Friday, February 11, 2011

Ten health myths busted...

If you are reading this, chances are that you are definitely not under a stone cave. But despite your flashy degree, 21st century mental prowess and all the health information you have access to, the last decade has seen the buildup of some resistant health myths buried deep in your minds that simply refuse to go away! We’ve picked some of the choicest and busted them for you.

Myth: Cholesterol is always bad
Busted: There’s no need now to panic the moment your doctor mentions the word cholesterol. Cholesterol is a collective term for the two types of cholesterol, HDL (highdensity lipoprotein) and LDL (low-density lipoprotein). HDL is the good cholesterol and LDL, its bad counterpart. Certain foods like nuts, fish etc that contain polyunsaturated fatty acids (PUFAs) and monounsaturated fatty acids (MUFAs) can actually lower the LDL and increase the HDL content in your body. Healthy levels of cholesterol are essential for the normal function of your cells and membranes.

Myth: A flu that affects men will be tougher and more resilient compared to flu in women since it must have been a strong virus to have infected them in the first place (men are tougher!)
Busted: There is no difference in a flu affecting a man from that of flu in women. A survey conducted by Benenden Healthcare concluded that 2.5 million British men took time off work for a cold as opposed to only 1.5 million women who did the same. This was found to be only because women were more casual about their flu and considered it easier to get over with than their male counterparts who took their flu as a complicated new strain of virus.

Myth: A PSA of 4 or more means prostate cancer
Busted: Many think elevated PSA (prostatespecific antigen) indicate definitive prostate cancer but that isn’t true. Newer tests like complexed PSA (cPSA) and percentage free PSA other than a biopsy can be employed to find out if the elevated PSA is due to cancer or a benign condition. According to William Catalona, MD, a professor of Urology at Washington university at St Louis, “Any trauma or inflammation can cause PSA to leak into the surrounding tissue [of the prostate], where it is picked up in the bloodstream.” That literally means, anything from a throat infection to a bumpy bike ride can cause temporary peaks in PSA levels.
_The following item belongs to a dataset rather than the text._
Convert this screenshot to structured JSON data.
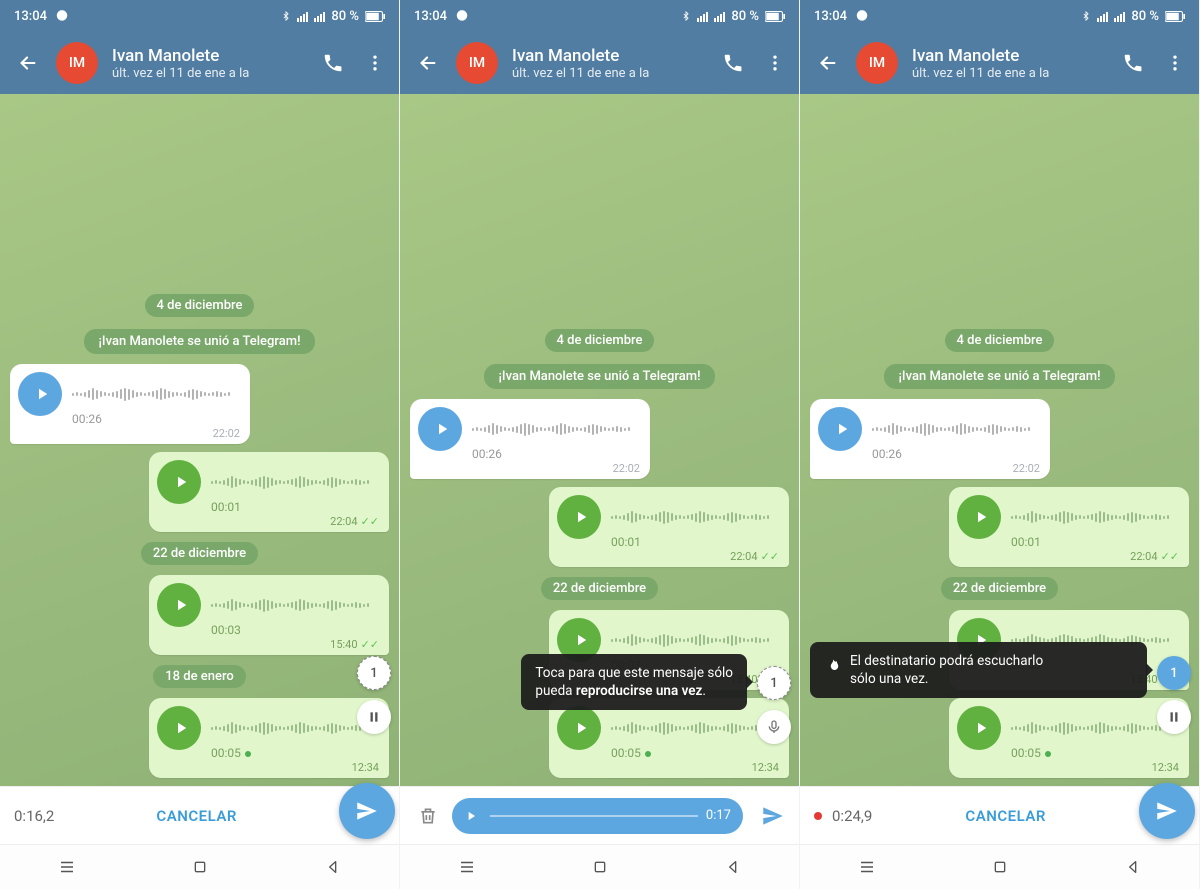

Myth: Viagra will cure erectile dysfuntion for all men
Busted: Although Viagra (Sildenafil citrate) has helped millions of men spice up their life in the bedroom, there is a select 20 per cent of men in whom it does not work. This is because Viagra cannot guarantee results for all the causes of erectile dysfunction. For example, erectile dysfunction due to a psychological cause has to be treated differently.

Myth: Men with bigger feet are better endowed
Busted: For a long time now the correlation between hands, feet, height, and for that matter even the nose have been rife, but none of this is based on any fact. A study published in the British Journal of Urology International in 2002 found out that there is no

Myth: Wearing hats can cause balding
Busted: This myth was born long ago in the West where men who joined the military were expected to wear hats, after which their hair started thinning. In actuality, it was because men who entered the military were at an age where androgenic alopecia (male pattern baldness) set in. There is no scientific evidence to prove the link between balding and hats whatsoever. It, however, does not mean you should start wearing caps all the time since it is nice to give your hair some ‘breathing’ space.

Myth: Cracking your knuckles can cause arthritis
Busted: When you crack your knuckles, the gasses in your joint fluid (synovial fluid) are released under pressure, which creates the pop sound. Recent studies have concluded that cracking knuckles has no link to chances of developing osteoarthritis. So crack your knuckles, even drum your fingers on the table to pass time. None of it will give you arthritis. However excessive habitual cracking has been linked to tendon and ligament injury and reduced grip strength over a period of time.

Myth: Only women get breast cancer
Busted: Even though it is true that more women than men suffer from breast cancer – breast cancer can affect men too. In the United States alone 1,500 new cases are diagnosed every year out of which 400 cases end up in death. According to Men’s Health magazine, men are more likely to not understand the three main risk factors – obesity, family history and age (more than 60 years).

Myth: Men think about sex every 7 seconds
Busted: Do you really? We don’t think so. Here’s why: Dr Aaron Carroll of Indiana University and the co-author of the book Don’t Swallow your Gum!: Myths, Half Truths and Outright Lies about your body and health says that the sevensecond figure seems to be the approximate time we take between breaths. So it naturally seems preposterous to believe that men think about sex in every breath. A survey conducted in the US in 1994 on sexual behaviour by Edward Laumann and colleagues concluded that 43 per cent of men reported thinking about sex not even once a day. A bit extreme, we think.

Myth: Shaving can result in thicker hair growth
Busted: Shaving off hair, be it from the scalp or face, temporarily makes the new hair growth seem thicker and darker. Thicker, since the tapering tip of the hair is cut and the cross section of the emerging hair shaft looks larger in diameter and darker because the sun may not have got a chance to have bleached it yet. (Yes, sunrays can reduce the pigmentation of your hair to a small degree).

No comments:

Post a Comment